For this exercise, please find the lines in the entries that include the word "JSON" and copy them.

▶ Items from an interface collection
● ● ● ●
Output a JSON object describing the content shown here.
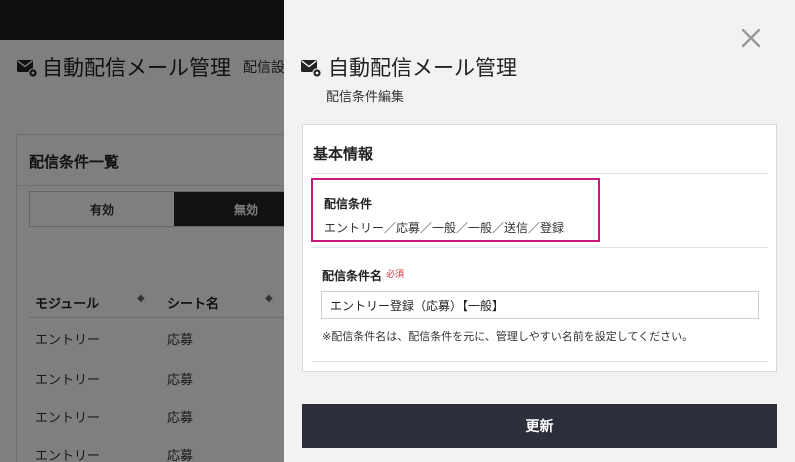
{
  "background": {
    "title": "自動配信メール管理",
    "subtitle": "配信設",
    "card_title": "配信条件一覧",
    "toggle": {
      "active": "有効",
      "inactive": "無効"
    },
    "columns": [
      "モジュール",
      "シート名"
    ],
    "rows": [
      [
        "エントリー",
        "応募"
      ],
      [
        "エントリー",
        "応募"
      ],
      [
        "エントリー",
        "応募"
      ],
      [
        "エントリー",
        "応募"
      ]
    ]
  },
  "drawer": {
    "title": "自動配信メール管理",
    "subtitle": "配信条件編集",
    "section_title": "基本情報",
    "condition": {
      "label": "配信条件",
      "value": "エントリー／応募／一般／一般／送信／登録"
    },
    "name_field": {
      "label": "配信条件名",
      "required": "必須",
      "value": "エントリー登録（応募）【一般】"
    },
    "hint": "※配信条件名は、配信条件を元に、管理しやすい名前を設定してください。",
    "submit_label": "更新"
  },
  "colors": {
    "accent_border": "#c8197e",
    "button_bg": "#2c2f3a",
    "required": "#d0303c"
  },
  "icons": {
    "mail_gear": "mail-gear-icon",
    "close": "close-icon",
    "sort": "sort-icon"
  }
}
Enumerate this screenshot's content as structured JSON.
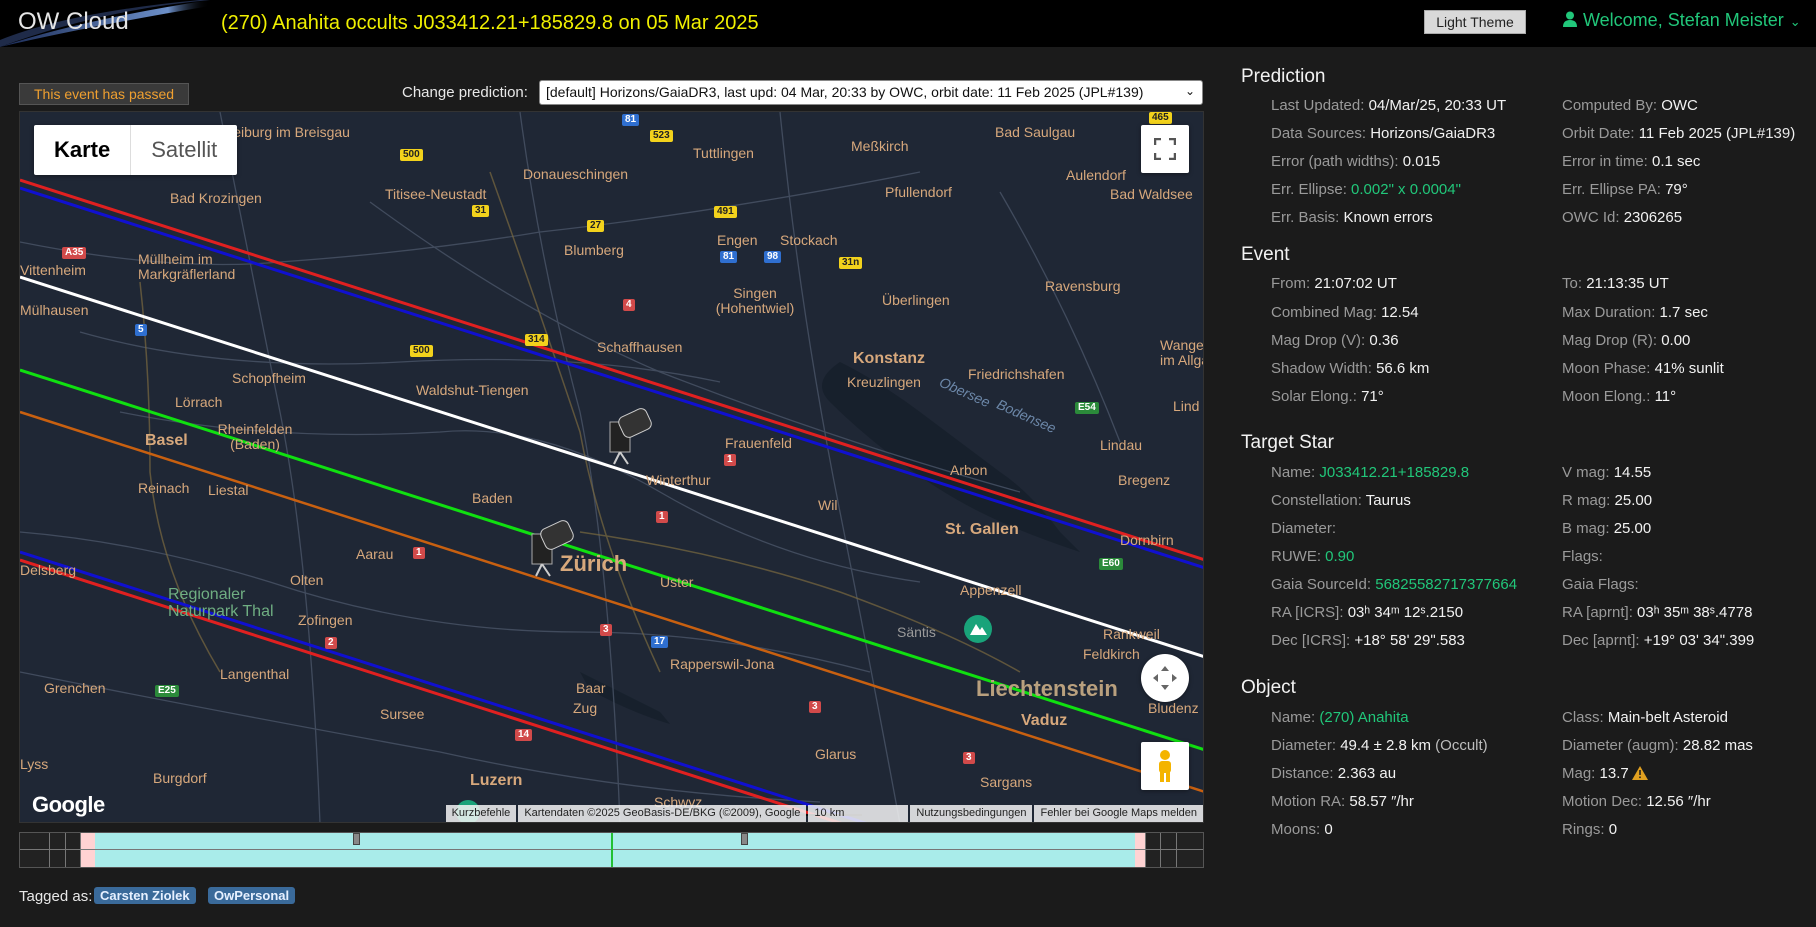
{
  "header": {
    "logo": "OW Cloud",
    "title": "(270) Anahita occults J033412.21+185829.8 on 05 Mar 2025",
    "theme_button": "Light Theme",
    "welcome": "Welcome, Stefan Meister"
  },
  "status": {
    "passed": "This event has passed",
    "change_label": "Change prediction:",
    "prediction_option": "[default] Horizons/GaiaDR3, last upd: 04 Mar, 20:33 by OWC, orbit date: 11 Feb 2025 (JPL#139)"
  },
  "map": {
    "tab_map": "Karte",
    "tab_satellite": "Satellit",
    "google": "Google",
    "attribution": {
      "shortcuts": "Kurzbefehle",
      "data": "Kartendaten ©2025 GeoBasis-DE/BKG (©2009), Google",
      "scale": "10 km",
      "terms": "Nutzungsbedingungen",
      "report": "Fehler bei Google Maps melden"
    },
    "places": {
      "freiburg": "Freiburg im Breisgau",
      "donaueschingen": "Donaueschingen",
      "tuttlingen": "Tuttlingen",
      "messkirch": "Meßkirch",
      "bad_saulgau": "Bad Saulgau",
      "titisee": "Titisee-Neustadt",
      "pfullendorf": "Pfullendorf",
      "aulendorf": "Aulendorf",
      "bad_waldsee": "Bad Waldsee",
      "bad_krozingen": "Bad Krozingen",
      "engen": "Engen",
      "stockach": "Stockach",
      "blumberg": "Blumberg",
      "mullheim": "Müllheim im Markgräflerland",
      "vittenheim": "Vittenheim",
      "singen": "Singen (Hohentwiel)",
      "uberlingen": "Überlingen",
      "ravensburg": "Ravensburg",
      "mulhausen": "Mülhausen",
      "schaffhausen": "Schaffhausen",
      "konstanz": "Konstanz",
      "kreuzlingen": "Kreuzlingen",
      "friedrichshafen": "Friedrichshafen",
      "wangen": "Wange im Allgä",
      "schopfheim": "Schopfheim",
      "waldshut": "Waldshut-Tiengen",
      "lorrach": "Lörrach",
      "basel": "Basel",
      "rheinfelden": "Rheinfelden (Baden)",
      "frauenfeld": "Frauenfeld",
      "obersee": "Obersee",
      "bodensee": "Bodensee",
      "lindau": "Lindau",
      "lind": "Lind",
      "reinach": "Reinach",
      "liestal": "Liestal",
      "winterthur": "Winterthur",
      "arbon": "Arbon",
      "bregenz": "Bregenz",
      "baden": "Baden",
      "wil": "Wil",
      "st_gallen": "St. Gallen",
      "dornbirn": "Dornbirn",
      "delsberg": "Delsberg",
      "aarau": "Aarau",
      "zurich": "Zürich",
      "uster": "Uster",
      "appenzell": "Appenzell",
      "olten": "Olten",
      "regionaler_naturpark": "Regionaler Naturpark Thal",
      "zofingen": "Zofingen",
      "santis": "Säntis",
      "rankweil": "Rankweil",
      "feldkirch": "Feldkirch",
      "rapperswil": "Rapperswil-Jona",
      "langenthal": "Langenthal",
      "liechtenstein": "Liechtenstein",
      "bludenz": "Bludenz",
      "grenchen": "Grenchen",
      "sursee": "Sursee",
      "baar": "Baar",
      "zug": "Zug",
      "vaduz": "Vaduz",
      "lyss": "Lyss",
      "burgdorf": "Burgdorf",
      "luzern": "Luzern",
      "glarus": "Glarus",
      "sargans": "Sargans",
      "schwyz": "Schwyz"
    },
    "roads": {
      "r500a": "500",
      "r523": "523",
      "r81a": "81",
      "r31": "31",
      "r27": "27",
      "r491": "491",
      "r81b": "81",
      "r98": "98",
      "r31n": "31n",
      "r465": "465",
      "a35": "A35",
      "r4": "4",
      "r5": "5",
      "r500b": "500",
      "r314": "314",
      "e54": "E54",
      "r1a": "1",
      "r1b": "1",
      "r1c": "1",
      "e60": "E60",
      "r2": "2",
      "r3a": "3",
      "r17": "17",
      "e25": "E25",
      "r14": "14",
      "r3b": "3",
      "r3c": "3"
    }
  },
  "tags": {
    "label": "Tagged as:",
    "items": [
      "Carsten Ziolek",
      "OwPersonal"
    ]
  },
  "prediction": {
    "title": "Prediction",
    "last_updated_k": "Last Updated:",
    "last_updated_v": "04/Mar/25, 20:33 UT",
    "computed_by_k": "Computed By:",
    "computed_by_v": "OWC",
    "data_sources_k": "Data Sources:",
    "data_sources_v": "Horizons/GaiaDR3",
    "orbit_date_k": "Orbit Date:",
    "orbit_date_v": "11 Feb 2025 (",
    "orbit_date_jpl": "JPL#139",
    "orbit_date_end": ")",
    "err_path_k": "Error (path widths):",
    "err_path_v": "0.015",
    "err_time_k": "Error in time:",
    "err_time_v": "0.1 sec",
    "err_ellipse_k": "Err. Ellipse:",
    "err_ellipse_v": "0.002\" x 0.0004\"",
    "err_ellipse_pa_k": "Err. Ellipse PA:",
    "err_ellipse_pa_v": "79°",
    "err_basis_k": "Err. Basis:",
    "err_basis_v": "Known errors",
    "owc_id_k": "OWC Id:",
    "owc_id_v": "2306265"
  },
  "event": {
    "title": "Event",
    "from_k": "From:",
    "from_v": "21:07:02 UT",
    "to_k": "To:",
    "to_v": "21:13:35 UT",
    "combined_mag_k": "Combined Mag:",
    "combined_mag_v": "12.54",
    "max_duration_k": "Max Duration:",
    "max_duration_v": "1.7 sec",
    "mag_drop_v_k": "Mag Drop (V):",
    "mag_drop_v_v": "0.36",
    "mag_drop_r_k": "Mag Drop (R):",
    "mag_drop_r_v": "0.00",
    "shadow_width_k": "Shadow Width:",
    "shadow_width_v": "56.6 km",
    "moon_phase_k": "Moon Phase:",
    "moon_phase_v": "41% sunlit",
    "solar_elong_k": "Solar Elong.:",
    "solar_elong_v": "71°",
    "moon_elong_k": "Moon Elong.:",
    "moon_elong_v": "11°"
  },
  "target_star": {
    "title": "Target Star",
    "name_k": "Name:",
    "name_v": "J033412.21+185829.8",
    "v_mag_k": "V mag:",
    "v_mag_v": "14.55",
    "constellation_k": "Constellation:",
    "constellation_v": "Taurus",
    "r_mag_k": "R mag:",
    "r_mag_v": "25.00",
    "diameter_k": "Diameter:",
    "b_mag_k": "B mag:",
    "b_mag_v": "25.00",
    "ruwe_k": "RUWE:",
    "ruwe_v": "0.90",
    "flags_k": "Flags:",
    "gaia_source_k": "Gaia SourceId:",
    "gaia_source_v": "56825582717377664",
    "gaia_flags_k": "Gaia Flags:",
    "ra_icrs_k": "RA [ICRS]:",
    "ra_icrs_v": "03ʰ 34ᵐ 12ˢ.2150",
    "ra_aprnt_k": "RA [aprnt]:",
    "ra_aprnt_v": "03ʰ 35ᵐ 38ˢ.4778",
    "dec_icrs_k": "Dec [ICRS]:",
    "dec_icrs_v": "+18° 58ʹ 29ʺ.583",
    "dec_aprnt_k": "Dec [aprnt]:",
    "dec_aprnt_v": "+19° 03ʹ 34ʺ.399"
  },
  "object": {
    "title": "Object",
    "name_k": "Name:",
    "name_v": "(270) Anahita",
    "class_k": "Class:",
    "class_v": "Main-belt Asteroid",
    "diameter_k": "Diameter:",
    "diameter_v": "49.4 ± 2.8 km",
    "diameter_note": "(Occult)",
    "diameter_augm_k": "Diameter (augm):",
    "diameter_augm_v": "28.82 mas",
    "distance_k": "Distance:",
    "distance_v": "2.363 au",
    "mag_k": "Mag:",
    "mag_v": "13.7",
    "motion_ra_k": "Motion RA:",
    "motion_ra_v": "58.57 ″/hr",
    "motion_dec_k": "Motion Dec:",
    "motion_dec_v": "12.56 ″/hr",
    "moons_k": "Moons:",
    "moons_v": "0",
    "rings_k": "Rings:",
    "rings_v": "0"
  },
  "colors": {
    "accent_green": "#21c77a",
    "title_yellow": "#f0f000",
    "path_red": "#e02020",
    "path_blue": "#1010d0",
    "path_white": "#ffffff",
    "path_green": "#10e010",
    "path_orange": "#c86010"
  }
}
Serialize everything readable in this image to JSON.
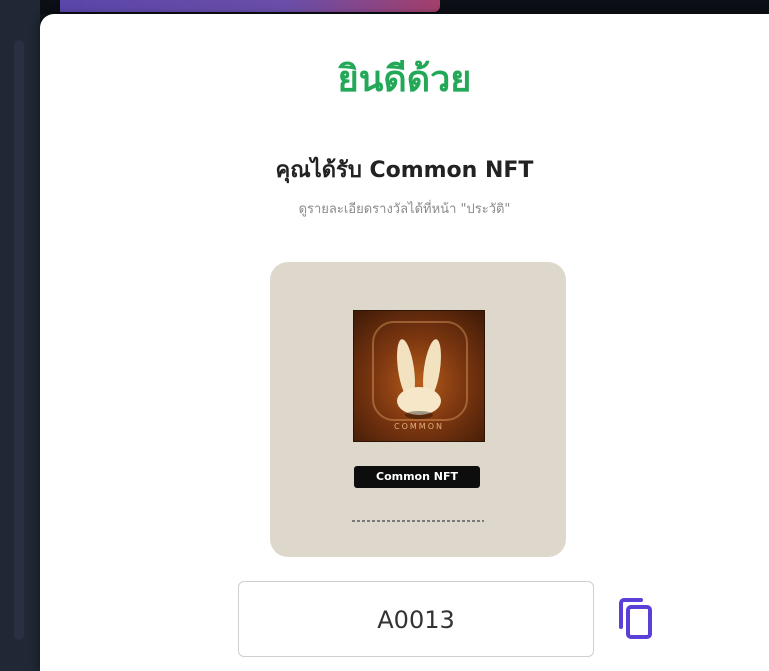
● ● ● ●
▶ THE ANSWER
Output a JSON object describing the content shown here.
Enumerate this screenshot's content as structured JSON.
Serialize everything readable in this image to JSON.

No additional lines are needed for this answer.